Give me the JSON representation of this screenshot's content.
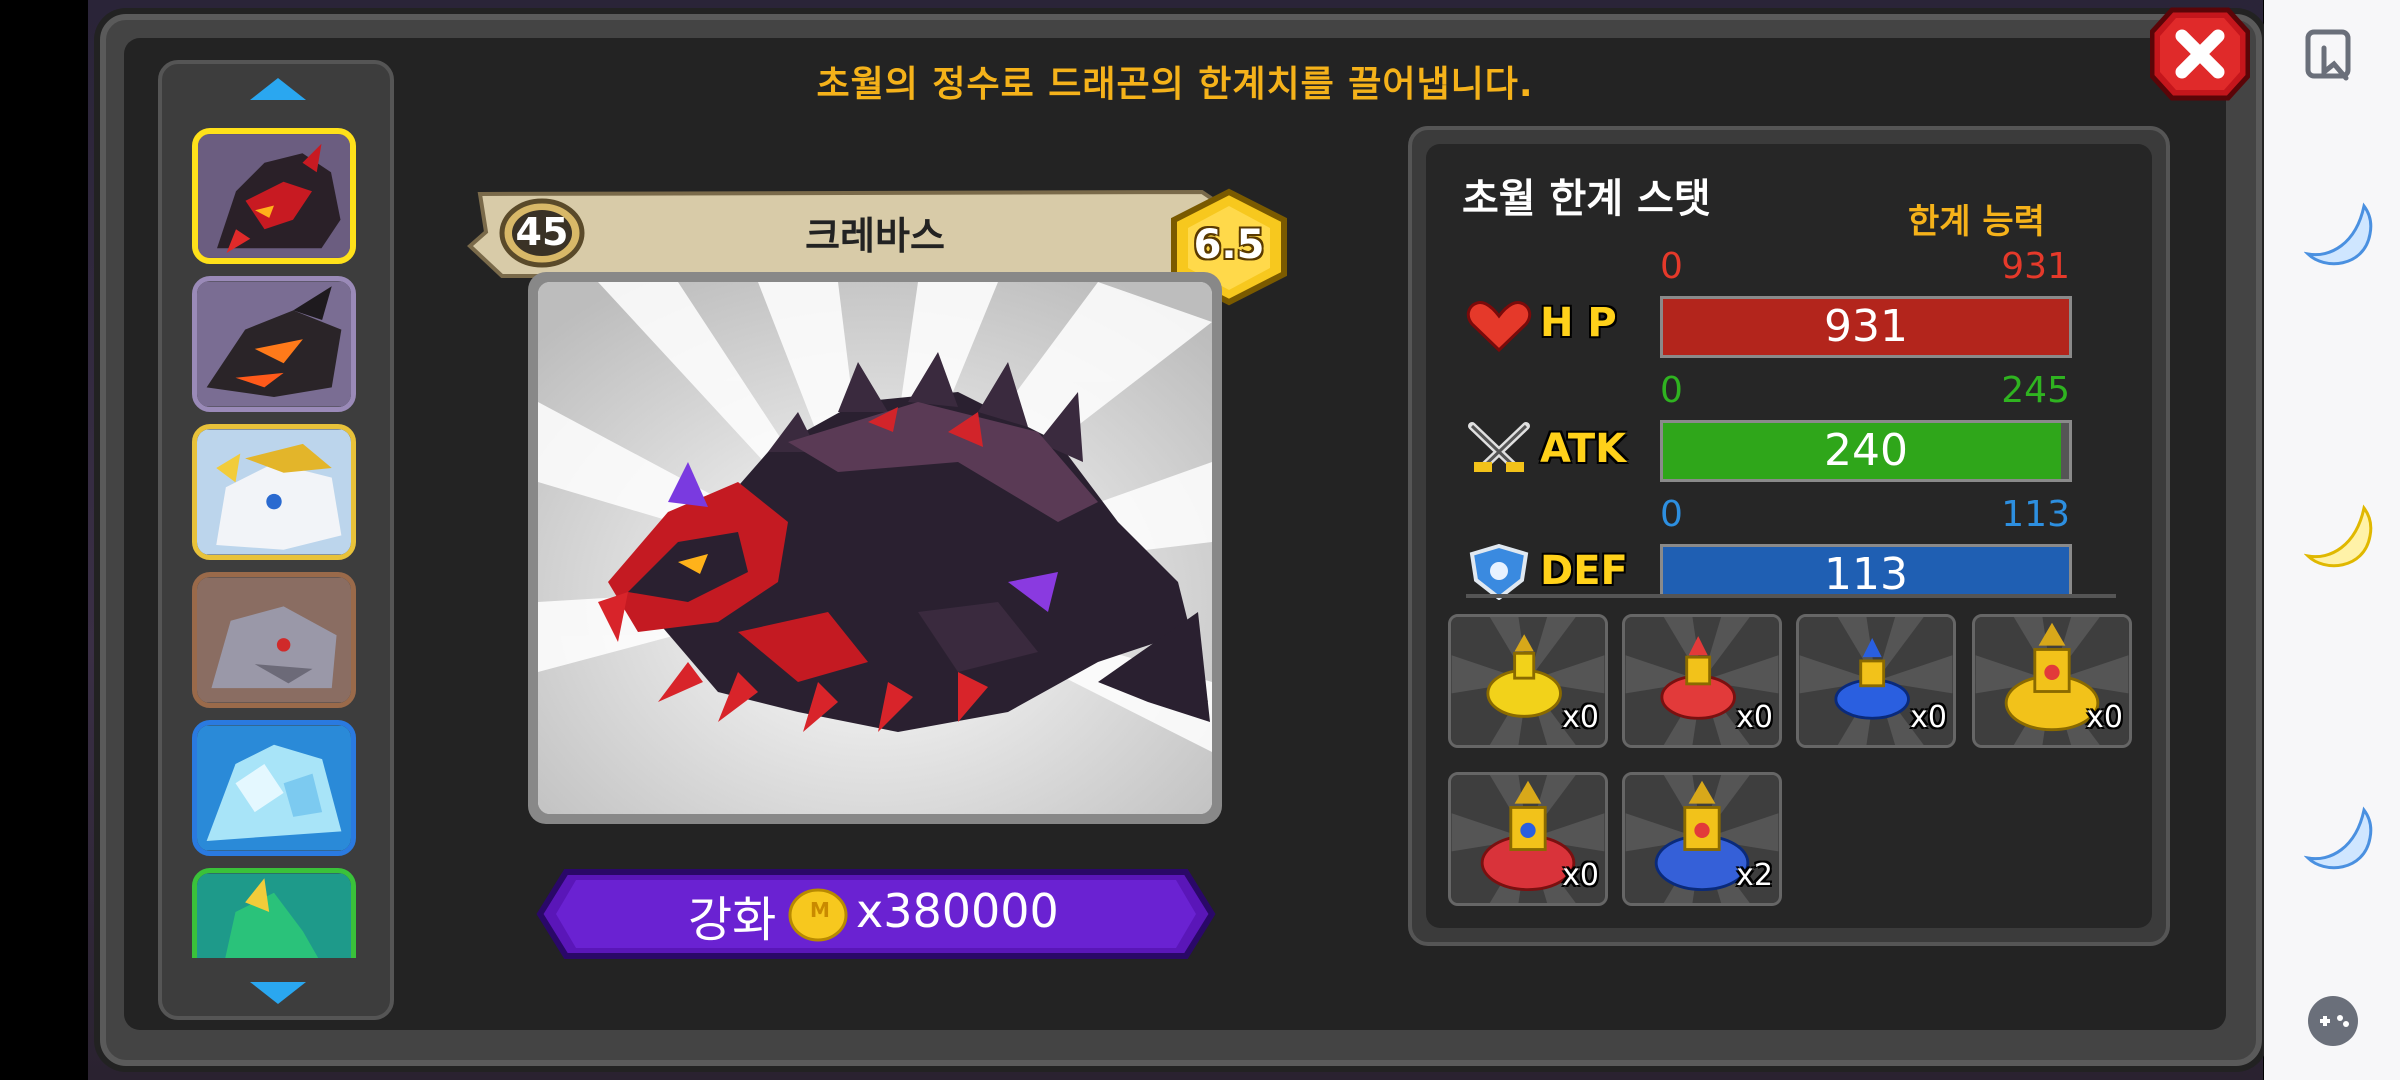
{
  "header": {
    "title": "초월의 정수로 드래곤의 한계치를 끌어냅니다.",
    "close_icon": "close-x-icon"
  },
  "dragon_list": {
    "up_icon": "arrow-up-icon",
    "down_icon": "arrow-down-icon",
    "items": [
      {
        "name": "crimson-armored-dragon",
        "selected": true
      },
      {
        "name": "dark-flame-dragon",
        "selected": false
      },
      {
        "name": "white-gold-dragon",
        "selected": false
      },
      {
        "name": "gray-stone-dragon",
        "selected": false
      },
      {
        "name": "ice-crystal-dragon",
        "selected": false
      },
      {
        "name": "green-dragon",
        "selected": false
      }
    ]
  },
  "dragon": {
    "level": "45",
    "name": "크레바스",
    "grade": "6.5"
  },
  "enhance": {
    "label": "강화",
    "coin_icon": "coin-icon",
    "coin_mark": "M",
    "cost": "x380000"
  },
  "stats": {
    "title": "초월 한계 스탯",
    "limit_label": "한계 능력",
    "items": [
      {
        "key": "hp",
        "name": "H P",
        "icon": "heart-icon",
        "min": "0",
        "max": "931",
        "value": "931",
        "fraction": 1.0,
        "color": "#b3251c",
        "label_color": "#e5392a"
      },
      {
        "key": "atk",
        "name": "ATK",
        "icon": "crossed-swords-icon",
        "min": "0",
        "max": "245",
        "value": "240",
        "fraction": 0.98,
        "color": "#2fa61a",
        "label_color": "#2fb320"
      },
      {
        "key": "def",
        "name": "DEF",
        "icon": "shield-icon",
        "min": "0",
        "max": "113",
        "value": "113",
        "fraction": 1.0,
        "color": "#1f5fb3",
        "label_color": "#2d8fe0"
      }
    ]
  },
  "essences": [
    {
      "name": "yellow-essence",
      "count": "x0",
      "color": "#f2d21a"
    },
    {
      "name": "red-essence",
      "count": "x0",
      "color": "#e23a3a"
    },
    {
      "name": "blue-essence",
      "count": "x0",
      "color": "#2a5fe0"
    },
    {
      "name": "large-yellow-essence",
      "count": "x0",
      "color": "#f2c21a"
    },
    {
      "name": "large-red-essence",
      "count": "x0",
      "color": "#d9333a"
    },
    {
      "name": "large-blue-essence",
      "count": "x2",
      "color": "#3560d8"
    }
  ],
  "system_bar": {
    "icons": [
      "touch-lock-icon",
      "moon-icon",
      "moon-icon",
      "moon-icon",
      "gamepad-icon"
    ]
  }
}
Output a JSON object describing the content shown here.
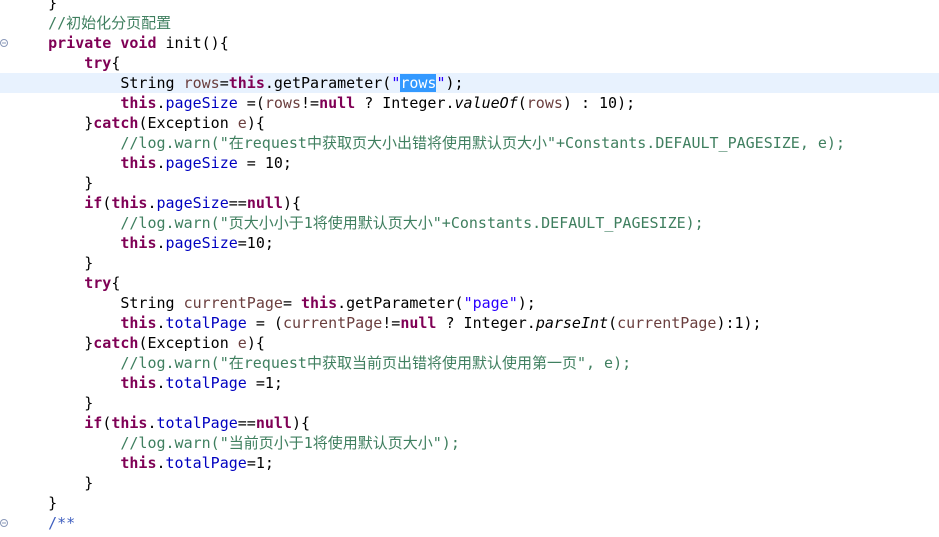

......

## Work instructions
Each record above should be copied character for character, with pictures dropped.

## Solution for this task
Give me the JSON representation of this screenshot's content.
{
  "header": {
    "title": "초월의 정수로 드래곤의 한계치를 끌어냅니다.",
    "close_icon": "close-x-icon"
  },
  "dragon_list": {
    "up_icon": "arrow-up-icon",
    "down_icon": "arrow-down-icon",
    "items": [
      {
        "name": "crimson-armored-dragon",
        "selected": true
      },
      {
        "name": "dark-flame-dragon",
        "selected": false
      },
      {
        "name": "white-gold-dragon",
        "selected": false
      },
      {
        "name": "gray-stone-dragon",
        "selected": false
      },
      {
        "name": "ice-crystal-dragon",
        "selected": false
      },
      {
        "name": "green-dragon",
        "selected": false
      }
    ]
  },
  "dragon": {
    "level": "45",
    "name": "크레바스",
    "grade": "6.5"
  },
  "enhance": {
    "label": "강화",
    "coin_icon": "coin-icon",
    "coin_mark": "M",
    "cost": "x380000"
  },
  "stats": {
    "title": "초월 한계 스탯",
    "limit_label": "한계 능력",
    "items": [
      {
        "key": "hp",
        "name": "H P",
        "icon": "heart-icon",
        "min": "0",
        "max": "931",
        "value": "931",
        "fraction": 1.0,
        "color": "#b3251c",
        "label_color": "#e5392a"
      },
      {
        "key": "atk",
        "name": "ATK",
        "icon": "crossed-swords-icon",
        "min": "0",
        "max": "245",
        "value": "240",
        "fraction": 0.98,
        "color": "#2fa61a",
        "label_color": "#2fb320"
      },
      {
        "key": "def",
        "name": "DEF",
        "icon": "shield-icon",
        "min": "0",
        "max": "113",
        "value": "113",
        "fraction": 1.0,
        "color": "#1f5fb3",
        "label_color": "#2d8fe0"
      }
    ]
  },
  "essences": [
    {
      "name": "yellow-essence",
      "count": "x0",
      "color": "#f2d21a"
    },
    {
      "name": "red-essence",
      "count": "x0",
      "color": "#e23a3a"
    },
    {
      "name": "blue-essence",
      "count": "x0",
      "color": "#2a5fe0"
    },
    {
      "name": "large-yellow-essence",
      "count": "x0",
      "color": "#f2c21a"
    },
    {
      "name": "large-red-essence",
      "count": "x0",
      "color": "#d9333a"
    },
    {
      "name": "large-blue-essence",
      "count": "x2",
      "color": "#3560d8"
    }
  ],
  "system_bar": {
    "icons": [
      "touch-lock-icon",
      "moon-icon",
      "moon-icon",
      "moon-icon",
      "gamepad-icon"
    ]
  }
}
Output a JSON object describing the content shown here.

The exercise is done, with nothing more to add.